* [Exercise directions] Return the data in full, exactly as it was written.

[Dataset entries]
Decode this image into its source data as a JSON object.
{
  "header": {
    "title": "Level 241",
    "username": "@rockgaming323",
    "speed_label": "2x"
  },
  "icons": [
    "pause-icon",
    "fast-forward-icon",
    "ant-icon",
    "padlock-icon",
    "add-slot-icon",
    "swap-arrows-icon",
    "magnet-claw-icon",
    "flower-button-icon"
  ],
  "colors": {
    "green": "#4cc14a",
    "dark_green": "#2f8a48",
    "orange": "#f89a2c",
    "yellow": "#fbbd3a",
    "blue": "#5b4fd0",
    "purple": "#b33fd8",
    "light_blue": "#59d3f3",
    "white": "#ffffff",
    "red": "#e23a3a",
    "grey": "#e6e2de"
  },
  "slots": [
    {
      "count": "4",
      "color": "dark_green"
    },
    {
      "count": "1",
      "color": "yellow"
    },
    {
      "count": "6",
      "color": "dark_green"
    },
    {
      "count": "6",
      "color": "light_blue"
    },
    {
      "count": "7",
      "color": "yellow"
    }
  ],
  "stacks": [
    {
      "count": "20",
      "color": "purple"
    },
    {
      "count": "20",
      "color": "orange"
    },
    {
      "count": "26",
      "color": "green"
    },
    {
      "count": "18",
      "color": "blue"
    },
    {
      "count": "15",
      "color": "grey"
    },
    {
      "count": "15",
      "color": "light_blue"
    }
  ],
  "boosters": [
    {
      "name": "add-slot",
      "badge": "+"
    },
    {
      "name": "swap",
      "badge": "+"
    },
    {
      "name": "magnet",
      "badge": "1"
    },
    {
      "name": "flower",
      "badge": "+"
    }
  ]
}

* [Written reply]
Decode this image into its source data as a JSON object.
{
  "header": {
    "title": "Level 241",
    "username": "@rockgaming323",
    "speed_label": "2x"
  },
  "icons": [
    "pause-icon",
    "fast-forward-icon",
    "ant-icon",
    "padlock-icon",
    "add-slot-icon",
    "swap-arrows-icon",
    "magnet-claw-icon",
    "flower-button-icon"
  ],
  "colors": {
    "green": "#4cc14a",
    "dark_green": "#2f8a48",
    "orange": "#f89a2c",
    "yellow": "#fbbd3a",
    "blue": "#5b4fd0",
    "purple": "#b33fd8",
    "light_blue": "#59d3f3",
    "white": "#ffffff",
    "red": "#e23a3a",
    "grey": "#e6e2de"
  },
  "slots": [
    {
      "count": "4",
      "color": "dark_green"
    },
    {
      "count": "1",
      "color": "yellow"
    },
    {
      "count": "6",
      "color": "dark_green"
    },
    {
      "count": "6",
      "color": "light_blue"
    },
    {
      "count": "7",
      "color": "yellow"
    }
  ],
  "stacks": [
    {
      "count": "20",
      "color": "purple"
    },
    {
      "count": "20",
      "color": "orange"
    },
    {
      "count": "26",
      "color": "green"
    },
    {
      "count": "18",
      "color": "blue"
    },
    {
      "count": "15",
      "color": "grey"
    },
    {
      "count": "15",
      "color": "light_blue"
    }
  ],
  "boosters": [
    {
      "name": "add-slot",
      "badge": "+"
    },
    {
      "name": "swap",
      "badge": "+"
    },
    {
      "name": "magnet",
      "badge": "1"
    },
    {
      "name": "flower",
      "badge": "+"
    }
  ]
}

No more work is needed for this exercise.